*** Block opens ***
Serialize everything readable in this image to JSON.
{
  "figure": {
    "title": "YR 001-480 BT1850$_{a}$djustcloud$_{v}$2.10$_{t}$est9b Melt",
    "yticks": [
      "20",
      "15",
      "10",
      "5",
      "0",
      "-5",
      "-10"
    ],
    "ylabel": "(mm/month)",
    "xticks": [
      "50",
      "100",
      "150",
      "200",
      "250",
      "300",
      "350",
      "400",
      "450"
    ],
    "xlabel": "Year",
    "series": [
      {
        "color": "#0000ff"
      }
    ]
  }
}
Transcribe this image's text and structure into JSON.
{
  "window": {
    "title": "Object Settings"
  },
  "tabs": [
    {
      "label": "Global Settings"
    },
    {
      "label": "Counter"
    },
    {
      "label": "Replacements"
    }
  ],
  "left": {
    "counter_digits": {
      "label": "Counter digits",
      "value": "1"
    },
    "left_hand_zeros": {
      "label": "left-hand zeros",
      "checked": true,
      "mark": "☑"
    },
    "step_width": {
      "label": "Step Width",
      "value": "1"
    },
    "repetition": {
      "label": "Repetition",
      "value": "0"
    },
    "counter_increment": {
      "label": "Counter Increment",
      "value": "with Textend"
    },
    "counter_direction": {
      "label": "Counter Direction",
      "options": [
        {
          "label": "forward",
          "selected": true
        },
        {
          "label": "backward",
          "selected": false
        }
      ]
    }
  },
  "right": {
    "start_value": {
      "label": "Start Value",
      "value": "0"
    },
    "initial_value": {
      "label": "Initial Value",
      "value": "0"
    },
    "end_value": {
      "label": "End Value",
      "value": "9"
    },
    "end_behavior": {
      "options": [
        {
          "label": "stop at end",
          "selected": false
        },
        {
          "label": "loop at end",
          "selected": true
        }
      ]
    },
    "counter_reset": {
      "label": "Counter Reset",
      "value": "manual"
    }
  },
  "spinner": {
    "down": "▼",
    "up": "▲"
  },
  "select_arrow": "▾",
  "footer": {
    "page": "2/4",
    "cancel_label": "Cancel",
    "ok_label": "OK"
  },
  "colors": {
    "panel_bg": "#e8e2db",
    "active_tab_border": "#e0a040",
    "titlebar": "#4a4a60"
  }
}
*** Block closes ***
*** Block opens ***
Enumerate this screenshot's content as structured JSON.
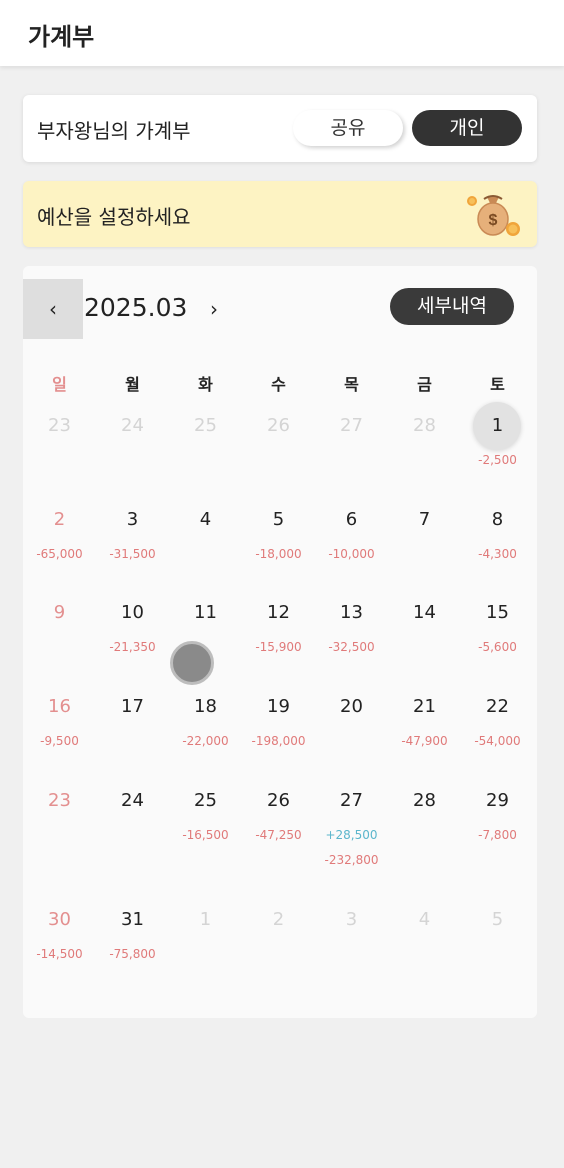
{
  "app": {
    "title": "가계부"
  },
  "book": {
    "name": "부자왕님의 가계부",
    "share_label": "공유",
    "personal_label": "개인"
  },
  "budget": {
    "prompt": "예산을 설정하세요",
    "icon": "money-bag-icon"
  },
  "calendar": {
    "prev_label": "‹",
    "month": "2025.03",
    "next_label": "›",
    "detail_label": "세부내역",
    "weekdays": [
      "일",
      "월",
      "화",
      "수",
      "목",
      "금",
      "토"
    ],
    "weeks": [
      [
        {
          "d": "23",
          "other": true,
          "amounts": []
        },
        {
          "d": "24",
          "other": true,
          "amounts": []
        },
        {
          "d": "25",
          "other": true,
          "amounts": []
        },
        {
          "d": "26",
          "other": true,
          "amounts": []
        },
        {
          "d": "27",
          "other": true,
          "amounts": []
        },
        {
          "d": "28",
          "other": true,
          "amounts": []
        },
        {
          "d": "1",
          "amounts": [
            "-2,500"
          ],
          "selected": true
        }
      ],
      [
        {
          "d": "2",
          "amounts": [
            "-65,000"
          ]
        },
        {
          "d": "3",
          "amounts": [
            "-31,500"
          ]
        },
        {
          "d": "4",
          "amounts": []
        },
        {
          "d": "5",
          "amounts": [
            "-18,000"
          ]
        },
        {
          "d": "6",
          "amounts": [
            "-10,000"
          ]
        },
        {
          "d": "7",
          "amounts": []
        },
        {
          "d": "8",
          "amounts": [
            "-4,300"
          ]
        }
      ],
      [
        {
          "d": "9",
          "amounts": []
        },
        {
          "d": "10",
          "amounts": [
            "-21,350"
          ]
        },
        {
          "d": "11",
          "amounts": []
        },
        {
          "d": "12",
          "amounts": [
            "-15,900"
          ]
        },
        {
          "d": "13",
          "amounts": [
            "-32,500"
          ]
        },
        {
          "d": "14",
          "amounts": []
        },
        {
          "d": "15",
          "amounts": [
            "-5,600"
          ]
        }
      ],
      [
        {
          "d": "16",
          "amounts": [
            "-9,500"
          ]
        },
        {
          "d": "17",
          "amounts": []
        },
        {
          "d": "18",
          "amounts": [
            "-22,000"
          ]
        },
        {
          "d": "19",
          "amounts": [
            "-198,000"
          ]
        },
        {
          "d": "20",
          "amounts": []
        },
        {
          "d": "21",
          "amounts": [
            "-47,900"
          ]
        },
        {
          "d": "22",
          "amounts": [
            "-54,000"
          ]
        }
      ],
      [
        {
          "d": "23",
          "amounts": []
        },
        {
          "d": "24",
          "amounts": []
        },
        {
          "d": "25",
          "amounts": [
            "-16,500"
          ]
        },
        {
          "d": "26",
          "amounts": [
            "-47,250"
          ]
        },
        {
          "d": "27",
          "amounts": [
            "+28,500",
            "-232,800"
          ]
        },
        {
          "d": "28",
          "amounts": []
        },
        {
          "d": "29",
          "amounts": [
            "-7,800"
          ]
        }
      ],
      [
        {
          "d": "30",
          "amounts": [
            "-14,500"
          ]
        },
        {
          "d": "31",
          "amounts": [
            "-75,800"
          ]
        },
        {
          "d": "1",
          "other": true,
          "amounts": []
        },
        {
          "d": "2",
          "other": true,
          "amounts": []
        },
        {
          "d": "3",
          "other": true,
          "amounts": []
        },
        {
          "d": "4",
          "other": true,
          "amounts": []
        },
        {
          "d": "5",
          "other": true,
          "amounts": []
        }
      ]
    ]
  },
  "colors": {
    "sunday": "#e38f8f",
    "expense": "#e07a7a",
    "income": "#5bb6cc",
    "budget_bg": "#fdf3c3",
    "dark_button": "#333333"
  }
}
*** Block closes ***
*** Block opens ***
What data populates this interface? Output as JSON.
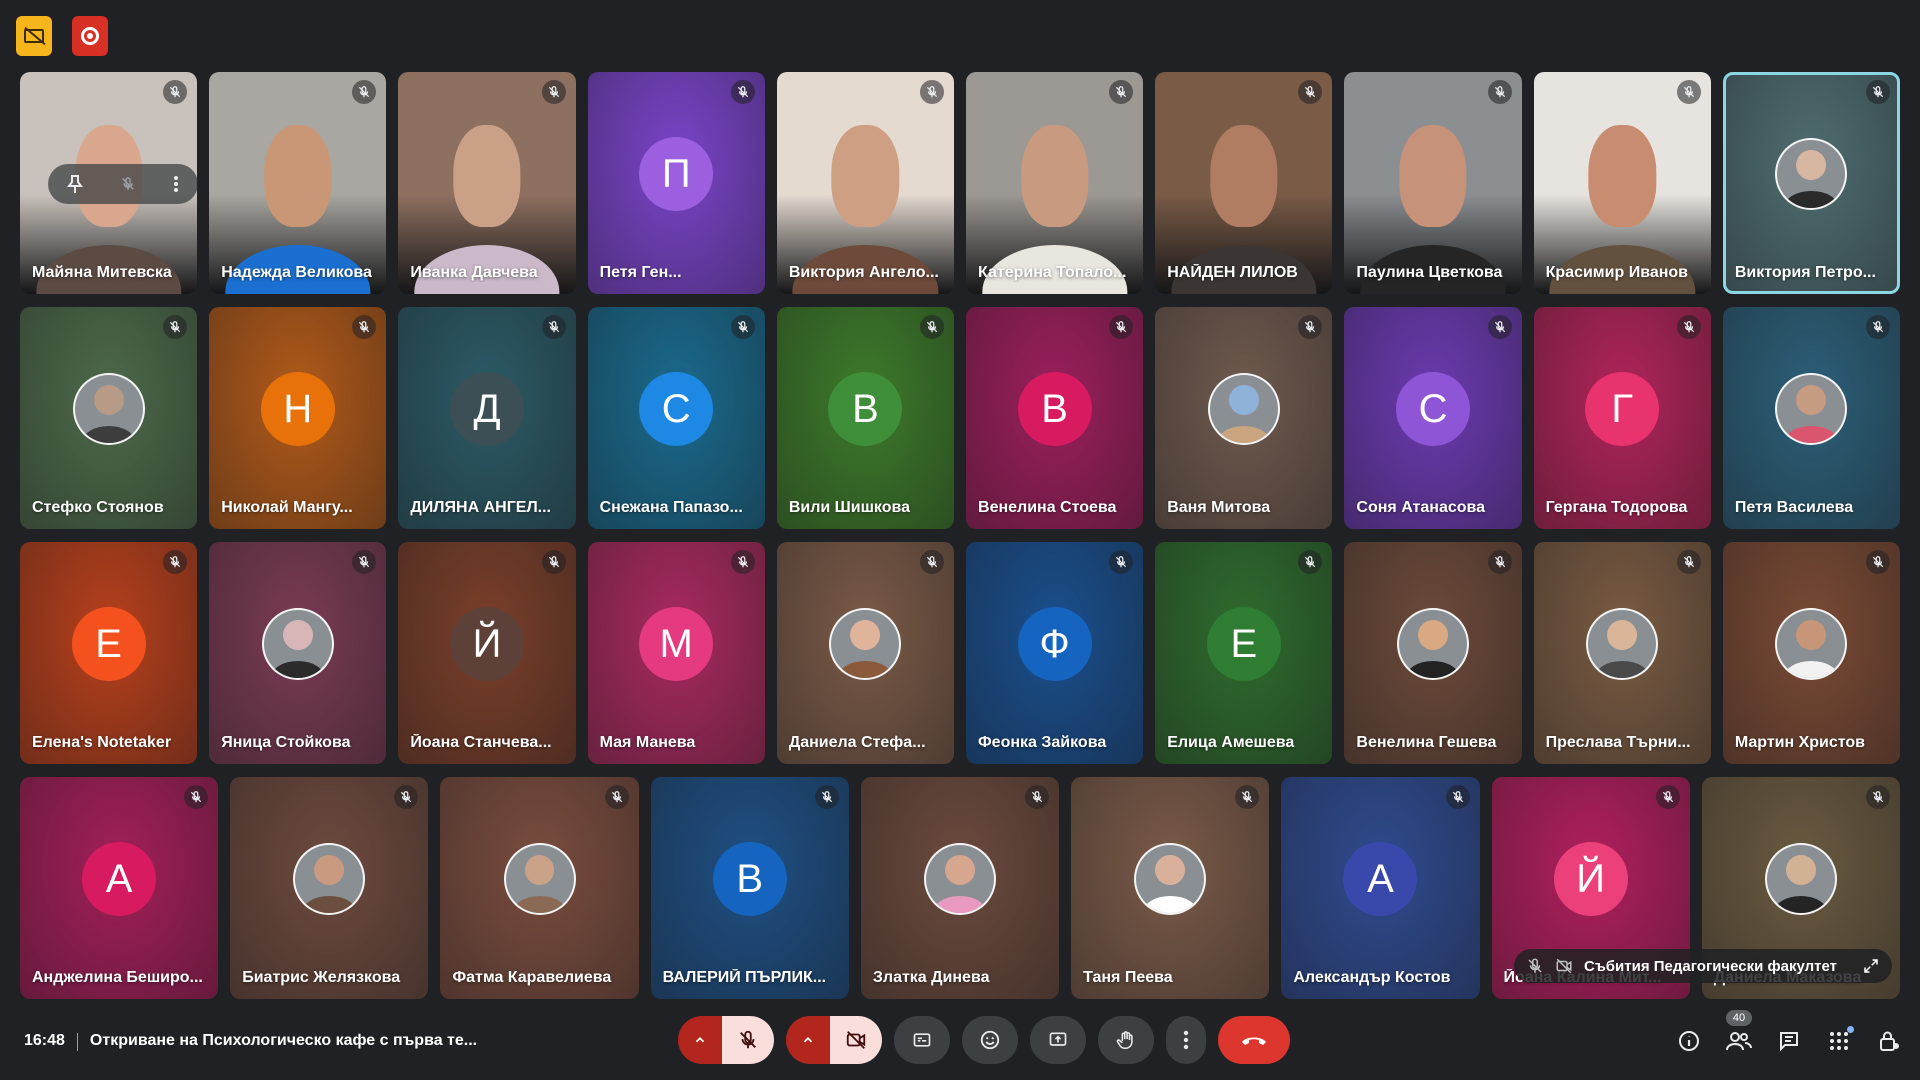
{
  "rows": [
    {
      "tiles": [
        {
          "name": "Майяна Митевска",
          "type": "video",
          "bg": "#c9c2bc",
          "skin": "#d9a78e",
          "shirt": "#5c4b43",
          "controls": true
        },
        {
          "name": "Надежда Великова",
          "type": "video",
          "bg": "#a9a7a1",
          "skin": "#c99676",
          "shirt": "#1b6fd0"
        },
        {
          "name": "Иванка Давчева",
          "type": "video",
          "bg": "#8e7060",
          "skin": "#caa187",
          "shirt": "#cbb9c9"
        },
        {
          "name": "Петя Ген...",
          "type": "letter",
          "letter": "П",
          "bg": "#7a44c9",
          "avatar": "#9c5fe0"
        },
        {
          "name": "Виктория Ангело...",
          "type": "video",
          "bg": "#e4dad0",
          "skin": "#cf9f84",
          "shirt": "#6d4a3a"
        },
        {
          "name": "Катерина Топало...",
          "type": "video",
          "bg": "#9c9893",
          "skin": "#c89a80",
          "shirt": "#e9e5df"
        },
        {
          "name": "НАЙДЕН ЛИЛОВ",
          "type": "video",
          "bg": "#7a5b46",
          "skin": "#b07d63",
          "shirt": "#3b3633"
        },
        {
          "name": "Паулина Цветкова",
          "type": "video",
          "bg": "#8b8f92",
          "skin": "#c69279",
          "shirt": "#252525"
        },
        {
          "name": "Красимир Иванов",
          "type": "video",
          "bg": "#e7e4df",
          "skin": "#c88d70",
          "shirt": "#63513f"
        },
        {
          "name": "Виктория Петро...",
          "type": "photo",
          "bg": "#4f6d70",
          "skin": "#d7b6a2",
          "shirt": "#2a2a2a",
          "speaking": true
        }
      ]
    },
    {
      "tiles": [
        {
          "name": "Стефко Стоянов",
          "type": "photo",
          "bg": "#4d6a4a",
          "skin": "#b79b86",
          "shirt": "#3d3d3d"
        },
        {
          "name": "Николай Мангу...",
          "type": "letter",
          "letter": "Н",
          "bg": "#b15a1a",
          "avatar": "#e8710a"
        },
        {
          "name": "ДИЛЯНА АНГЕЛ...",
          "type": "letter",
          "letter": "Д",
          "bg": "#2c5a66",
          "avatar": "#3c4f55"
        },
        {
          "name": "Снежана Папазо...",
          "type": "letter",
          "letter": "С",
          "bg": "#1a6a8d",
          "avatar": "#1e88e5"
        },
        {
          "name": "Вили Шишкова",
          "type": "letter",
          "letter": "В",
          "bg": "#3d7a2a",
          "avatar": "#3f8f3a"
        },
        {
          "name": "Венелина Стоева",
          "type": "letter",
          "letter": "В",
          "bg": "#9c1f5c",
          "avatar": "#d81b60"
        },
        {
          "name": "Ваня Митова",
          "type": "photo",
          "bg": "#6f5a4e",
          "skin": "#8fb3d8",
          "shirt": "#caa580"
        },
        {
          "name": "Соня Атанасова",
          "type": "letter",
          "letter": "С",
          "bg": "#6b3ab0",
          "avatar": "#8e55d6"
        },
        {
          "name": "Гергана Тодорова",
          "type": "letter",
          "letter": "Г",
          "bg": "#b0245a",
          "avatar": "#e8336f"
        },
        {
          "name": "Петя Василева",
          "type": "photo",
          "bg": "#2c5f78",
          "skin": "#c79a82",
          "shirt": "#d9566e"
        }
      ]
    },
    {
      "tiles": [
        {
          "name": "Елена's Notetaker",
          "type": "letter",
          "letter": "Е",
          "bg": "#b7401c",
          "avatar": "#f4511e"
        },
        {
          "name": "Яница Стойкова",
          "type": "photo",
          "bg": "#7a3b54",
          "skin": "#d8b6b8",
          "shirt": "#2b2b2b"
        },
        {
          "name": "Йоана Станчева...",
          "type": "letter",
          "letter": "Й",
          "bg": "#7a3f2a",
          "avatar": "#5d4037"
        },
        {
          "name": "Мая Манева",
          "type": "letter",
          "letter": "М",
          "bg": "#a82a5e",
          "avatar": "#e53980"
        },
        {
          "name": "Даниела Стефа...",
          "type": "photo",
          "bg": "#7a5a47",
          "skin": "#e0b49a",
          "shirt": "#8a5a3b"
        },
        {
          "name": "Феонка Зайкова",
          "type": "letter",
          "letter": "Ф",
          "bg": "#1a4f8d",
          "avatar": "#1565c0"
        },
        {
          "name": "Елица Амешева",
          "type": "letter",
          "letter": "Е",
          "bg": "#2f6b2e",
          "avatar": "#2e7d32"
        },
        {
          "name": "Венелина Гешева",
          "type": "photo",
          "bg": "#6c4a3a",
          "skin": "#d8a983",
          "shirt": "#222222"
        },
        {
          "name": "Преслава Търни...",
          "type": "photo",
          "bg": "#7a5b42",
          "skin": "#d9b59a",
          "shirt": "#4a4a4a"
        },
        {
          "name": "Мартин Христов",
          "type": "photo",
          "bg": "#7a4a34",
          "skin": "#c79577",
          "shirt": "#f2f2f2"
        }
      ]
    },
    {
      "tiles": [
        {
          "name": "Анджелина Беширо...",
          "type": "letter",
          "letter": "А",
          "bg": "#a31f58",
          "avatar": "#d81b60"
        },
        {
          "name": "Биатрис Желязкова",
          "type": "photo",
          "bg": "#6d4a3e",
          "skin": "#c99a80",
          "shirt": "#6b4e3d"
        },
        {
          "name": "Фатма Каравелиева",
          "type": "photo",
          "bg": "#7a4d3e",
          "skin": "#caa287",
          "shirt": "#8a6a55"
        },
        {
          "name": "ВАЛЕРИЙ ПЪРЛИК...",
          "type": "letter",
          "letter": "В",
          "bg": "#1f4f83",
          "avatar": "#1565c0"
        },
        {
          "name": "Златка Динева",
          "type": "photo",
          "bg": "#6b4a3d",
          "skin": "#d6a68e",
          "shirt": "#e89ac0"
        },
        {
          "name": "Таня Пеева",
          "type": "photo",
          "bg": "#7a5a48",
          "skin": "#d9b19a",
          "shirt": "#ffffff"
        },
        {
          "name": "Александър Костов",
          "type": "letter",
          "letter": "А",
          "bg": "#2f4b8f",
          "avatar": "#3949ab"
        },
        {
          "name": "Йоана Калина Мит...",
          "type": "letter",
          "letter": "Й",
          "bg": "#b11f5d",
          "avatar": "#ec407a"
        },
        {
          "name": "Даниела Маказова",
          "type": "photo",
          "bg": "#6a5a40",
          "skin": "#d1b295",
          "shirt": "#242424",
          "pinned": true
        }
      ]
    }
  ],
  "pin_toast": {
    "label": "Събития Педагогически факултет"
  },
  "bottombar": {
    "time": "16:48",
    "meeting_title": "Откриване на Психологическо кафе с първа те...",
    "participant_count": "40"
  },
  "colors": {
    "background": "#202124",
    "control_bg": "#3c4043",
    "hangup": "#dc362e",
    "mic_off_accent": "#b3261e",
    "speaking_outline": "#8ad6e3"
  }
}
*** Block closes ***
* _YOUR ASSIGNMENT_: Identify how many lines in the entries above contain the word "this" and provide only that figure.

* _RESULT OF THE EXERCISE_: 4